▸ Instructions to follow: The full listing should be set down again without a single alteration.

*** Opening Material shown ***

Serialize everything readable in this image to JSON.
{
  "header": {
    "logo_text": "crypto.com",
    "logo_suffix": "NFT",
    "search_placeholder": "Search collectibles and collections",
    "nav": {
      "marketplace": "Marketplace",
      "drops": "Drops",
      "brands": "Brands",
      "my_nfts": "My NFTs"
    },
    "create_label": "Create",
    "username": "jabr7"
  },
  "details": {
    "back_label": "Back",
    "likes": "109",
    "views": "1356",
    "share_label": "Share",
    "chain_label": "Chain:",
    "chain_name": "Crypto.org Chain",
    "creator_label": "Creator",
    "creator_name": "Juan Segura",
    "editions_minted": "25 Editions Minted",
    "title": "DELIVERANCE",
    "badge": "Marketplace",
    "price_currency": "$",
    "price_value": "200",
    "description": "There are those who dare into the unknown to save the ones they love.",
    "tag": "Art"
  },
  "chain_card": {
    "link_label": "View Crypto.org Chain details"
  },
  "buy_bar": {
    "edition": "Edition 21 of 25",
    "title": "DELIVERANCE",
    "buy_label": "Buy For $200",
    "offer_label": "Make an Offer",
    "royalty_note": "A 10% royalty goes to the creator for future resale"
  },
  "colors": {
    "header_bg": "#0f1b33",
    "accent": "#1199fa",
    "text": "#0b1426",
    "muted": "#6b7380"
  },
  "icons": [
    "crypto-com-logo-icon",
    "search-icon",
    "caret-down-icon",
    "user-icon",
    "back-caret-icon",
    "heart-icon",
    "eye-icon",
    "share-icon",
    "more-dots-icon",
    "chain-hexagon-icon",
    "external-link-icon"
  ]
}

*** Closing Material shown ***

▸ Solution to the problem:
Serialize everything readable in this image to JSON.
{
  "header": {
    "logo_text": "crypto.com",
    "logo_suffix": "NFT",
    "search_placeholder": "Search collectibles and collections",
    "nav": {
      "marketplace": "Marketplace",
      "drops": "Drops",
      "brands": "Brands",
      "my_nfts": "My NFTs"
    },
    "create_label": "Create",
    "username": "jabr7"
  },
  "details": {
    "back_label": "Back",
    "likes": "109",
    "views": "1356",
    "share_label": "Share",
    "chain_label": "Chain:",
    "chain_name": "Crypto.org Chain",
    "creator_label": "Creator",
    "creator_name": "Juan Segura",
    "editions_minted": "25 Editions Minted",
    "title": "DELIVERANCE",
    "badge": "Marketplace",
    "price_currency": "$",
    "price_value": "200",
    "description": "There are those who dare into the unknown to save the ones they love.",
    "tag": "Art"
  },
  "chain_card": {
    "link_label": "View Crypto.org Chain details"
  },
  "buy_bar": {
    "edition": "Edition 21 of 25",
    "title": "DELIVERANCE",
    "buy_label": "Buy For $200",
    "offer_label": "Make an Offer",
    "royalty_note": "A 10% royalty goes to the creator for future resale"
  },
  "colors": {
    "header_bg": "#0f1b33",
    "accent": "#1199fa",
    "text": "#0b1426",
    "muted": "#6b7380"
  },
  "icons": [
    "crypto-com-logo-icon",
    "search-icon",
    "caret-down-icon",
    "user-icon",
    "back-caret-icon",
    "heart-icon",
    "eye-icon",
    "share-icon",
    "more-dots-icon",
    "chain-hexagon-icon",
    "external-link-icon"
  ]
}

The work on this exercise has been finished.